It’s a new year! Are expecting or experiencing new beginnings? Changes in ministry? A new job? Additions to your family? The mile marker of a new year is a good time to remember that God is with us in our transitions. New beginnings are the best time to reflect on where we’ve come from and move into the future with a joyful hope.
And on that note, as you move into your new beginnings, one great reminder is to look forward by looking back. Consider the experience if the Israelites in Joshua chapter 4.
When the whole nation had finished crossing the Jordan, the Lord said to Joshua, “Choose twelve men from among the people, one from each tribe, and tell them to take up twelve stones from the middle of the Jordan, from right where the priests are standing, and carry them over with you and put them down at the place where you stay tonight.” So Joshua called together the twelve men he had appointed from the Israelites, one from each tribe, and said to them, “Go over before the ark of the Lord your God into the middle of the Jordan. Each of you is to take up a stone on his shoulder, according to the number of the tribes of the Israelites, to serve as a sign among you. In the future, when your children ask you, ‘What do these stones mean?’ tell them that the flow of the Jordan was cut off before the ark of the covenant of the Lord. When it crossed the Jordan, the waters of the Jordan were cut off. These stones are to be a memorial to the people of Israel forever.” (Joshua 4:1-7 NIV)

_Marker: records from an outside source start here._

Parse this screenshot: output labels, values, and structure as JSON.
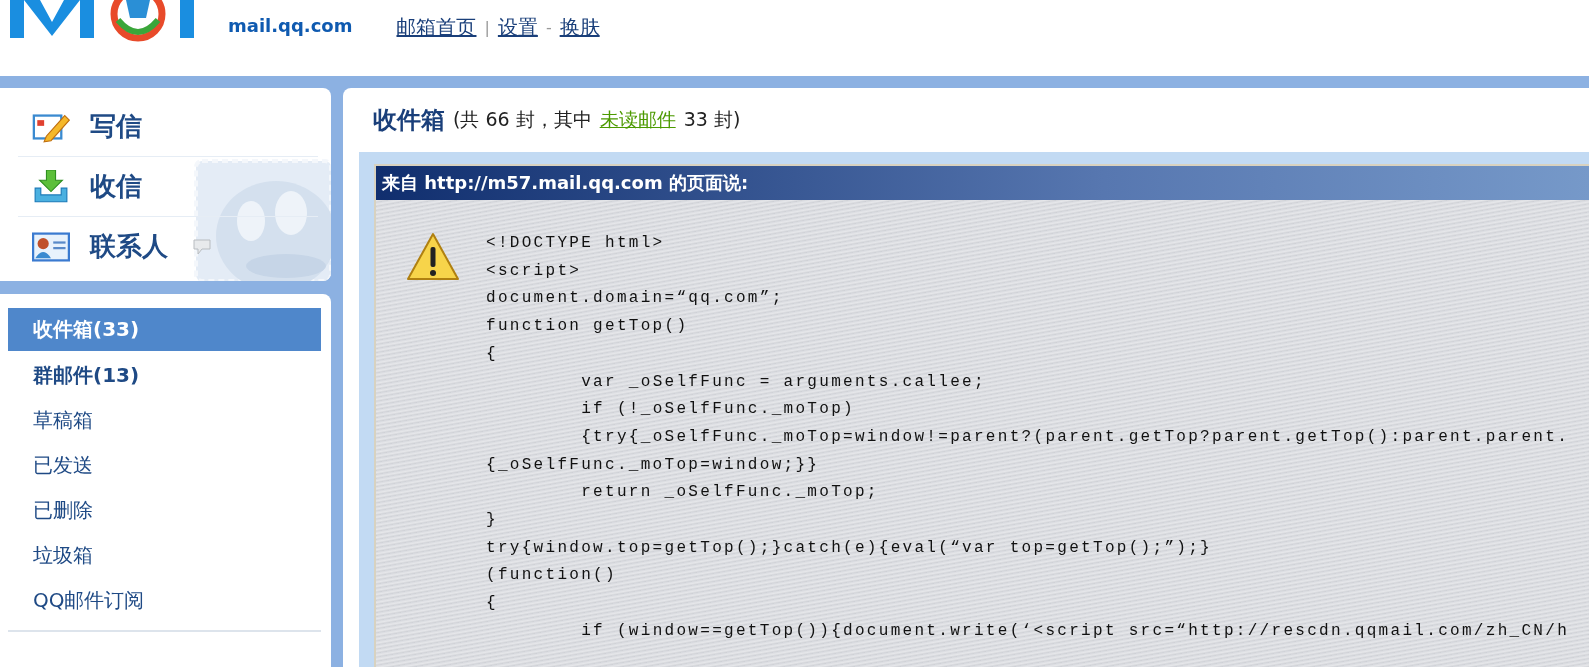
{
  "header": {
    "logo_domain": "mail.qq.com",
    "links": [
      {
        "label": "邮箱首页"
      },
      {
        "label": "设置"
      },
      {
        "label": "换肤"
      }
    ],
    "separators": [
      "|",
      "-"
    ]
  },
  "quick_actions": [
    {
      "label": "写信",
      "kind": "compose"
    },
    {
      "label": "收信",
      "kind": "receive"
    },
    {
      "label": "联系人",
      "kind": "contacts"
    }
  ],
  "folders": [
    {
      "label": "收件箱(33)",
      "selected": true,
      "unread": true
    },
    {
      "label": "群邮件(13)",
      "selected": false,
      "unread": true
    },
    {
      "label": "草稿箱",
      "selected": false,
      "unread": false
    },
    {
      "label": "已发送",
      "selected": false,
      "unread": false
    },
    {
      "label": "已删除",
      "selected": false,
      "unread": false
    },
    {
      "label": "垃圾箱",
      "selected": false,
      "unread": false
    },
    {
      "label": "QQ邮件订阅",
      "selected": false,
      "unread": false
    }
  ],
  "inbox": {
    "title": "收件箱",
    "summary_before": "(共 66 封，其中",
    "unread_link": "未读邮件",
    "summary_after": "33 封)"
  },
  "dialog": {
    "title": "来自 http://m57.mail.qq.com 的页面说:",
    "lines": [
      "<!DOCTYPE html>",
      "<script>",
      "document.domain=“qq.com”;",
      "function getTop()",
      "{",
      "\tvar _oSelfFunc = arguments.callee;",
      "\tif (!_oSelfFunc._moTop)",
      "\t{try{_oSelfFunc._moTop=window!=parent?(parent.getTop?parent.getTop():parent.parent.",
      "{_oSelfFunc._moTop=window;}}",
      "\treturn _oSelfFunc._moTop;",
      "}",
      "try{window.top=getTop();}catch(e){eval(“var top=getTop();”);}",
      "(function()",
      "{",
      "\tif (window==getTop()){document.write(‘<script src=“http://rescdn.qqmail.com/zh_CN/h"
    ]
  }
}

Why do we need memorials? Because we so often forget. We forget the mighty hand of God and His intimate presence in our lives. We forget the answers to prayer and the moments of meditation. We forget the miracles. So New Year’s resolutions are great, and maybe even a few transitions. But one thing that does not change is God, and so while we may be contemplating a few adjustments, we can be sure that the constant will be God’s presence and direction in our life.
Make it a point this new year to put down a few stones along the way. And a year from now we can look back, reflect on what the stones mean, and say, “These stones are to be a memorial to me, so I remember, forever.”